Daily digest September 3 2015
Missed the news? Read our summary of the latest health stories here
Diabetes drug may help treat leukaemia
A drug used to treat diabetes could help in the fight against blood cancer, early research suggests.
An international team of scientists gave a combination of the drug pioglitazone and standard treatment to patients with chronic myeloid leukaemia.
Those who received the combination therapy were more likely to be free of the disease for longer, the journal Nature reports.
Read more on the BBC website
People living longer, but with ill health
New figures have revealed that life expectancy at birth increases by nearly three years every decade.
For men, life expectancy at birth has increased from 51 years in 1910-1912 to 79 years today, while for women it has risen from 55 in 1910 to 83 today, according to figures from the Office for National Statistics.
However, researchers writing in the online medical journal The Lancet said: ‘People around the world are living longer, even in some of the poorest countries, but a complex mix of fatal and non-fatal ailments causes a tremendous amount of health loss.’
Read more on The Telegraph website
Ex-prisoners with mental health problems ‘more likely to reoffend’
Ex-prisoners with common mental health problems, such as bipolar disorder, and who misuse drugs and alcohol, are more likely than other former prisoners to commit violent offences, according to research.
The study from Oxford University has raised concerns among some experts that it may lead to assumptions that mentally ill people are more prone to violence than others.
But the authors challenge this interpretation, and have called for better diagnosis and treatment of mental illness for offenders in prison and after release, with the aim of bringing down the reoffending rate.
Read more on The Guardian website
Europe records first polio cases in five years
Two children have become the first people in Europe to be diagnosed with polio since 2010.
The four year old and ten month old in Ukraine have both been paralysed by the virus, the Independent reports.
The World Health Organization is considering a vaccination programme, but its polio eradication spokesperson Oliver Rosenbauer said that others in the Ukraine will already have the virus, which is transmitted in insanitary environments such as sewage systems. It can cause paralysis within hours.

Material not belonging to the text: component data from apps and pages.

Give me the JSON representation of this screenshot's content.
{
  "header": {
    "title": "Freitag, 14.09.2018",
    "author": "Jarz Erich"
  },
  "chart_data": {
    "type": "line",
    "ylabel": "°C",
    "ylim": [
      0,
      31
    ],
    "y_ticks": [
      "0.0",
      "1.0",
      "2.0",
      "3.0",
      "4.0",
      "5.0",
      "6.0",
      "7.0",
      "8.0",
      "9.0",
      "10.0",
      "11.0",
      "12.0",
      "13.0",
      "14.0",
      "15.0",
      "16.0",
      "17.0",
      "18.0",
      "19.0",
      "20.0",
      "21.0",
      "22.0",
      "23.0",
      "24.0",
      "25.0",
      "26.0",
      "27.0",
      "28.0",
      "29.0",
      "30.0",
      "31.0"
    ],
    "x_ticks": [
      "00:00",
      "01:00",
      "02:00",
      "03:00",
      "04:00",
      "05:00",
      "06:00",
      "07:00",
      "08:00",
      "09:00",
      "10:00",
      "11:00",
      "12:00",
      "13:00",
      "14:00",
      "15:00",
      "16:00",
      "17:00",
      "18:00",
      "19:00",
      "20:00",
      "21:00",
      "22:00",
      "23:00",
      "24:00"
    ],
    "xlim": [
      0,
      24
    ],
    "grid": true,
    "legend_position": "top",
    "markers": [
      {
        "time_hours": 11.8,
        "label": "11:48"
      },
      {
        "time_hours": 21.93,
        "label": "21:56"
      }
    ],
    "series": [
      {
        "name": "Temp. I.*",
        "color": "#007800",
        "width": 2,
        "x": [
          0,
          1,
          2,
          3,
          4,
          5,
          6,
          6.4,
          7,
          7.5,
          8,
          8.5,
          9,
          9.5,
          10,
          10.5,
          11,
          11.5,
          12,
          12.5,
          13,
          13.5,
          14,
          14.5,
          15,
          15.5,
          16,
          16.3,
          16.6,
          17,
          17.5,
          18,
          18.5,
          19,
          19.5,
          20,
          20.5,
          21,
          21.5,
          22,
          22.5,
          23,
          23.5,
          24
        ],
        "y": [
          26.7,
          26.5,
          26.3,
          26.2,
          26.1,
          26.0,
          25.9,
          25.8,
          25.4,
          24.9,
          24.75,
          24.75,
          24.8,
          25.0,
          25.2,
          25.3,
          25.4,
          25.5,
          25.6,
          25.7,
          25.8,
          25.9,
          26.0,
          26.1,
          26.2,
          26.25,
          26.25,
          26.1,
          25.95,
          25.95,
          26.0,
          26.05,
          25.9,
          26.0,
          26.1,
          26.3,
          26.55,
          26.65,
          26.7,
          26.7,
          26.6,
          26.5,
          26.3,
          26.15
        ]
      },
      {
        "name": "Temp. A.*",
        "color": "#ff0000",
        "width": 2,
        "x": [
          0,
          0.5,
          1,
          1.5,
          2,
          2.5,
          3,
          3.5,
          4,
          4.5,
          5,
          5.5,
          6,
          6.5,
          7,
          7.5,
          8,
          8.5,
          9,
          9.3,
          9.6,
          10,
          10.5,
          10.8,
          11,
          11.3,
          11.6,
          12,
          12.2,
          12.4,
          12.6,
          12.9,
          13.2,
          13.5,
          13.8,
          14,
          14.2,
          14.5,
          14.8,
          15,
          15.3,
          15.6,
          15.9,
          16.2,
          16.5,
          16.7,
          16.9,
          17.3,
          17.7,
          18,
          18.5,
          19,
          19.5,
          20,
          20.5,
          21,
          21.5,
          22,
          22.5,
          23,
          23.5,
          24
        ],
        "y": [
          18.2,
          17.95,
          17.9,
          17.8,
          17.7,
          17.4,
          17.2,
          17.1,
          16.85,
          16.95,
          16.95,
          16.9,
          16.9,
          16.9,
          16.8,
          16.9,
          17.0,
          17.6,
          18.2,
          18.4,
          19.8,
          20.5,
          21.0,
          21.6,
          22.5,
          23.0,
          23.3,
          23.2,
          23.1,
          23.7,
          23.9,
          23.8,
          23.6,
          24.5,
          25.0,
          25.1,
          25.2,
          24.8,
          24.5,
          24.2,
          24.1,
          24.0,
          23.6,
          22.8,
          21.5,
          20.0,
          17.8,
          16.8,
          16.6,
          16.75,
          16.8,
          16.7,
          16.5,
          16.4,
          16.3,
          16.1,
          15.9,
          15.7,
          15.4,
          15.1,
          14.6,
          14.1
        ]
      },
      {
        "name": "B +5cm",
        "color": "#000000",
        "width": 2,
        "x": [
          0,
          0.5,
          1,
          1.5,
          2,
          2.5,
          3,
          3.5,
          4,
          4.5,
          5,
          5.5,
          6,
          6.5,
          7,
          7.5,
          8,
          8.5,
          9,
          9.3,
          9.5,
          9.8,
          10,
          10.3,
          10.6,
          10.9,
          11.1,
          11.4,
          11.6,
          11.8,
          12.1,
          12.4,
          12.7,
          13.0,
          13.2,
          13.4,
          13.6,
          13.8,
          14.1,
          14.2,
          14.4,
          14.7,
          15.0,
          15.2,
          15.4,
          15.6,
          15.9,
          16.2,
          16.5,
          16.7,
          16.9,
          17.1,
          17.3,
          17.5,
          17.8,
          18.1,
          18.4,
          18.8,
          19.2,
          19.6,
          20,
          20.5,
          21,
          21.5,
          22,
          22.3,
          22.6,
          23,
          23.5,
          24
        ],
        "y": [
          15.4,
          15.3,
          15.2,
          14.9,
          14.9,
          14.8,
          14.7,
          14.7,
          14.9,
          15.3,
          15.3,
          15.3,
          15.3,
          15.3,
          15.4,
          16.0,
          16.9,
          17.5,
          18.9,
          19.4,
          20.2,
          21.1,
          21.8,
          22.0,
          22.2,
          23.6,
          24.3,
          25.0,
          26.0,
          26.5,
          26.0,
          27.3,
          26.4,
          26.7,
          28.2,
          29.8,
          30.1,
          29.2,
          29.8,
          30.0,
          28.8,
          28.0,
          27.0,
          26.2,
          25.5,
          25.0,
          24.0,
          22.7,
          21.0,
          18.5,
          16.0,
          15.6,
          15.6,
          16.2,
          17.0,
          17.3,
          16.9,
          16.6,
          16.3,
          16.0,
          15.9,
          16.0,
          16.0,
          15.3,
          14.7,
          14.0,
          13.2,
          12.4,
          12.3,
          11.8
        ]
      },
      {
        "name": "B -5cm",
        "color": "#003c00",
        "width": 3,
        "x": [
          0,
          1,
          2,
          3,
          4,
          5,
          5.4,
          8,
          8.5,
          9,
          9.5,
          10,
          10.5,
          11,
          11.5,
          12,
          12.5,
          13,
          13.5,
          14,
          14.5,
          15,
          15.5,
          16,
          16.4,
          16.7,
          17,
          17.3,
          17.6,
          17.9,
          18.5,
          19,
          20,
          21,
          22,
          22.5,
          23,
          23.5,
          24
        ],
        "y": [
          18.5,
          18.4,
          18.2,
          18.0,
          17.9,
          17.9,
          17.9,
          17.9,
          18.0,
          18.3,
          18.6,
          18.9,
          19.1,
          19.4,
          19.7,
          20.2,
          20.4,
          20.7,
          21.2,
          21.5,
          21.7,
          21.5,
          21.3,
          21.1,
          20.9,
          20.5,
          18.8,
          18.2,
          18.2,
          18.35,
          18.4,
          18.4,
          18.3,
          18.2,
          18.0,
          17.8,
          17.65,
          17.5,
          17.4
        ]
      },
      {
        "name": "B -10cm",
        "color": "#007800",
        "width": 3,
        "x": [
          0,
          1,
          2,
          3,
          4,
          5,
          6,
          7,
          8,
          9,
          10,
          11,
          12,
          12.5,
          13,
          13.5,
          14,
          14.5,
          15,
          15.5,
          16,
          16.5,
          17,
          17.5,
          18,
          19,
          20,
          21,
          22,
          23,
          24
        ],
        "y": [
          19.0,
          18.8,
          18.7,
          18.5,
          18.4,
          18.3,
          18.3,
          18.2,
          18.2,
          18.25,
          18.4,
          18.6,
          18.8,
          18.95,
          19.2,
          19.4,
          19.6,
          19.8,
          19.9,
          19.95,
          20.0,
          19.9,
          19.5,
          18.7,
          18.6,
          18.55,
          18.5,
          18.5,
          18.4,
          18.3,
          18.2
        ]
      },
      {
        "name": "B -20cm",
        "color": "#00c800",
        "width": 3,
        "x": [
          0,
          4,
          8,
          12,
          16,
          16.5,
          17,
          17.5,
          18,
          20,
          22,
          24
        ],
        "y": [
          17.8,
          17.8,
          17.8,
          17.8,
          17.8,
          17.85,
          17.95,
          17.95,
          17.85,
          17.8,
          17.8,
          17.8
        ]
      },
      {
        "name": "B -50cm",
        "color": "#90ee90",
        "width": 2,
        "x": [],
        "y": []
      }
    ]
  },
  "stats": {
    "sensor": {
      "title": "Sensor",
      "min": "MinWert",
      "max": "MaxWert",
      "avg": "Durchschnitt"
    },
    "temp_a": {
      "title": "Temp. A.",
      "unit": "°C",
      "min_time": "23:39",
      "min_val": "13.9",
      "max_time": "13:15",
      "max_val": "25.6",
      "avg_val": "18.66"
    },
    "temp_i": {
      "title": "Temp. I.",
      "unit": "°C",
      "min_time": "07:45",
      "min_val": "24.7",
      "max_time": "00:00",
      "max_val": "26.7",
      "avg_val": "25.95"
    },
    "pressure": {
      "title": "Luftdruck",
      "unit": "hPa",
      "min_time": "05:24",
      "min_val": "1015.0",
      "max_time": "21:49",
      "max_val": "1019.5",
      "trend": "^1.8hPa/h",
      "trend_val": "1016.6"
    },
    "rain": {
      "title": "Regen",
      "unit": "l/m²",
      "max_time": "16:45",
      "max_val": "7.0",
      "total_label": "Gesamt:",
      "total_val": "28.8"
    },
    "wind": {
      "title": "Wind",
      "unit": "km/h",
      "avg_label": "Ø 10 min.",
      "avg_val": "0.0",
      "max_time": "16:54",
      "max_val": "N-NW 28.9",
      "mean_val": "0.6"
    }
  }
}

He added: ‘This is an epidemic-prone disease. It is a virus that is very good at finding susceptible children.’
Read more on The Independent website